In 2011 Ralitza A. Grigorova-Minchev and Tomas W. Hazlett published an article entitled Policy-Induced Competition: The Case of Cable TV Set-Top Boxes in Volume 12 Issue 1 of the Minnesota Journal of Law, Science & Technology. In their article the authors noted that despite the FCC’s policy efforts to bring consumer cable boxes to retail stores like Best Buy, the vast majority of cable subscribing households in America received their cable box from their cable TV operators. In the national cable TV market the two elephants in the room are Comcast and Time Warner Cable. One of these two operators are often the only cable option in certain areas and together they provide over a third of the broadband internet and pay-TV services in the nation. Interestingly, Comcast and Time Warner Cable are currently pursuing a controversial $45 billion merger and in the process both companies are shrewdly negotiating concessions by TV networks and taking shots at Netflix in FCC filings.

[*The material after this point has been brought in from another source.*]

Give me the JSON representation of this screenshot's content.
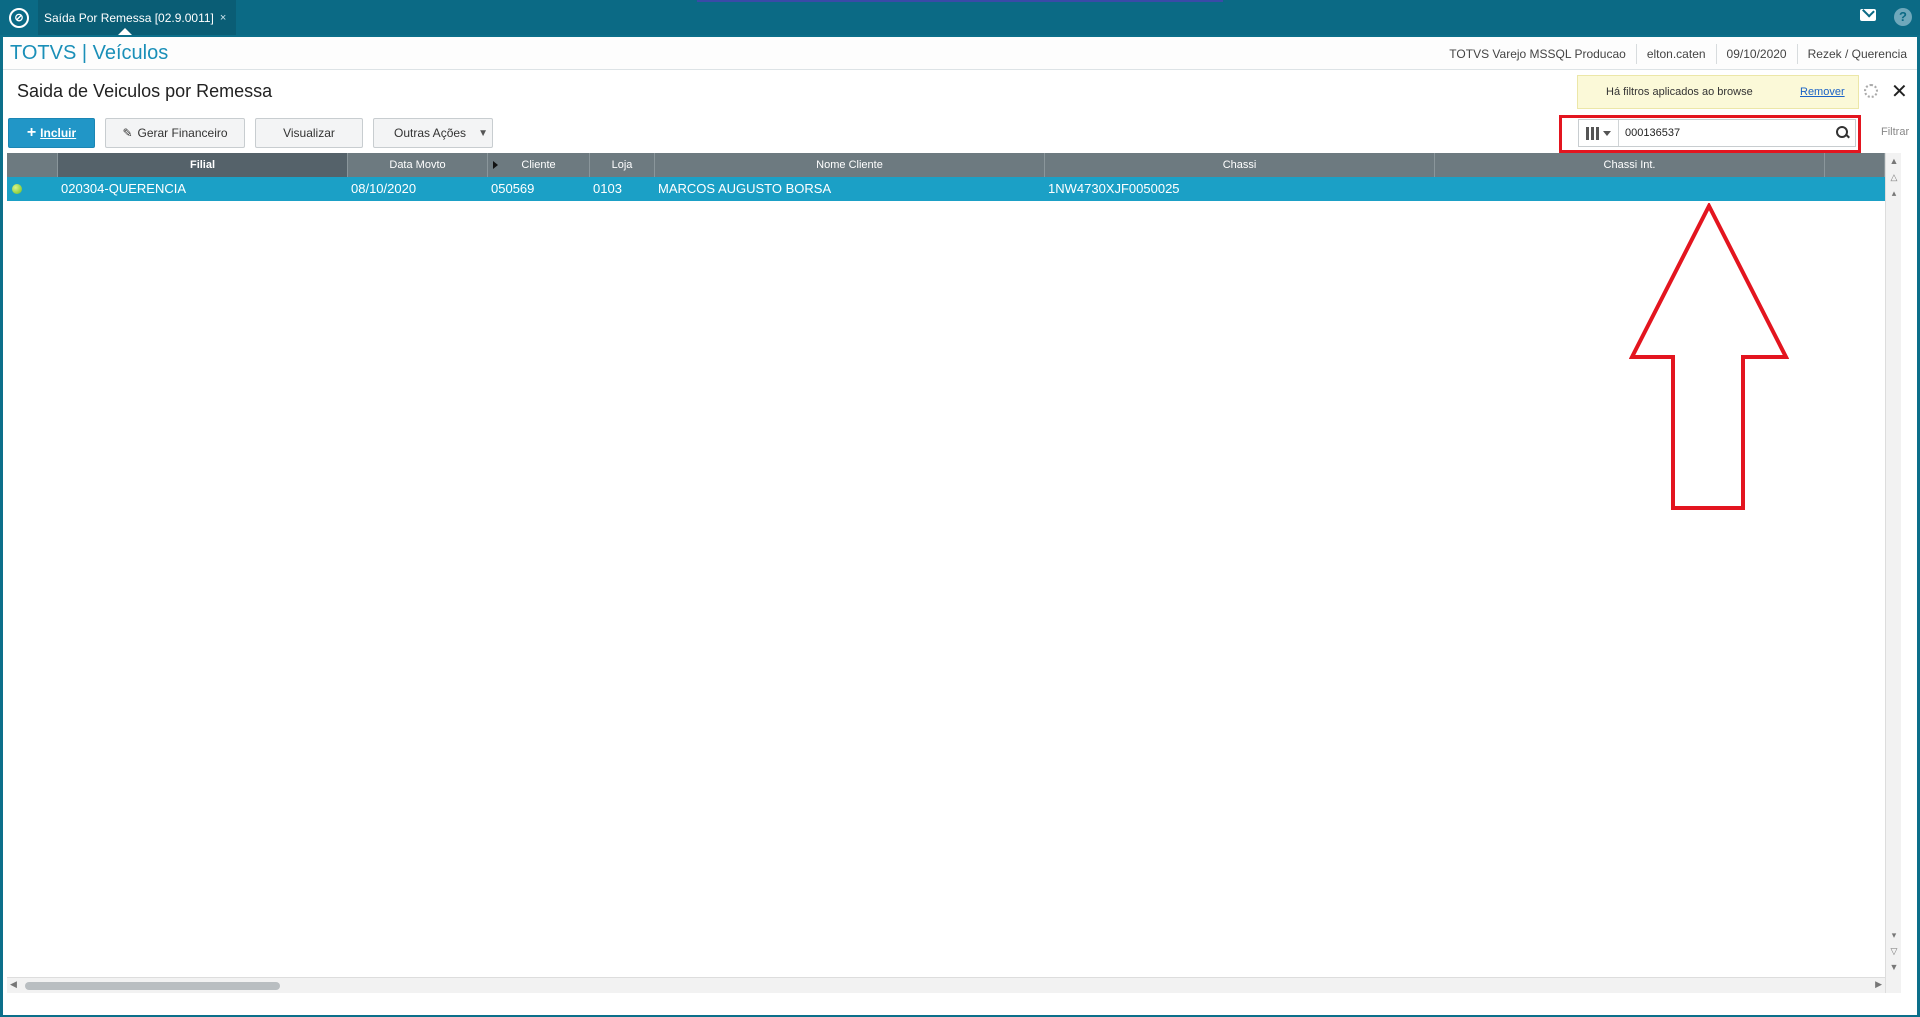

The current fad of cutting cable TV implicates a pushback against the traditional policy of vertically integrating media, infrastructure, customer service, and hardware like cable boxes into one service. In contrast to the expensive cable box hardware required and often provided by traditional cable, internet media streaming onto a TV can usually be achieved by any number of relatively low cost and multi-function consumer electronic devices like Google’s Chromecast. This arguably gives customers more control over their media experience by providing the ability to choose which hardware-specific services they bring into their home. If customers no longer want to be part of this vertical model, big companies like Comcast may find it difficult to adjust to changing consumer preferences given the considerable regulatory pressure discussed in Grigorova-Minchev and Hazlett’s article.